“Absolutely, you give incentives for people to be independent contractors rather than employees, you will see more people be independent contractors,” Baker said via email. “I don’t have a good sense of how many will go this route, but it is classic bad tax policy. You don’t want to encourage people to change their employment relationship just to save on their taxes.”
The benefits of the tax law probably aren’t great enough to urge workers to become independent contractors, but it might make them more willing to tolerate its drawbacks, said Françoise Carré, research director at the Center for Social Policy at the University of Massachusetts Boston. Carré has studied the use of independent contractors and believes employers already have plenty of reasons to use the model.
The new pass-through provision “would only be one of the factors,” Carré said, and perhaps a limited one.
“You give incentives for people to be independent contractors rather than employees, you will see more people be independent contractors.”
The new tax law includes a number of “guardrails” aimed at preventing workers from becoming independent contractors just to nab the new savings on pass-through income. The IRS proposed regulations in August designed to stop companies from classifying former employees as contractors, for example.
Nicole Hager, a spokeswoman for the Senate Finance Committee, which drafted much of the law, said lawmakers did anticipate the potential for abuse.
“Tax reform included safeguards to prevent people from gaming the system by re-characterizing personal income as business income in order to use the pass-through deduction,” Hager said.

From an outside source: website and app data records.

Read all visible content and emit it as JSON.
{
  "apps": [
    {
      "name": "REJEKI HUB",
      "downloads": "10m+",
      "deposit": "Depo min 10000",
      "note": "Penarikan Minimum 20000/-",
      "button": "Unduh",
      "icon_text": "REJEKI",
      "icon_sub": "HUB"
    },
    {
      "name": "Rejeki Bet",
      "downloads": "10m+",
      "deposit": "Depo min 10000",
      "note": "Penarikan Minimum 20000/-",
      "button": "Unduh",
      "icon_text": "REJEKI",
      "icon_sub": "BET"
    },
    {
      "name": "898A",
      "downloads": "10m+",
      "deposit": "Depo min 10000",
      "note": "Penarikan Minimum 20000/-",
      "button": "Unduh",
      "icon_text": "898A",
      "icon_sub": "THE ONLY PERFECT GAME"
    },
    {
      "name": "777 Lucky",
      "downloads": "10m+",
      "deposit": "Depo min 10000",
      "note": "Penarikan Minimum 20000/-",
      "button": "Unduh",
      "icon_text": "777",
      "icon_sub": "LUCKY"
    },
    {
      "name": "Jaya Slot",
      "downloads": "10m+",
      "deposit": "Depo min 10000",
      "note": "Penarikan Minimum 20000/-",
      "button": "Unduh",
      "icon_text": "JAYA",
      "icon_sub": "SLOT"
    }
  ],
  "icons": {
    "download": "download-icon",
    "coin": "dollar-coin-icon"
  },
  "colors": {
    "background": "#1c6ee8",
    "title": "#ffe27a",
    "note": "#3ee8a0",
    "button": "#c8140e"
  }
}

Brendan Duke, a tax analyst at the CBPP, said the guardrails probably won’t be enough to prevent former employees from becoming contractors when workers move to different jobs over time. Another rule forbids people in certain industries from claiming the deduction if they make over $157,500. But most workers earn well below that so wouldn’t be affected by the regulation.
Duke said in most cases all the old incentives to using contractors still apply. Now it’s just an easier case for employers to make to workers.
“They can say, ’Here’s this independent contractor job. It comes without health care, sure. But look, there’s this tax deduction.”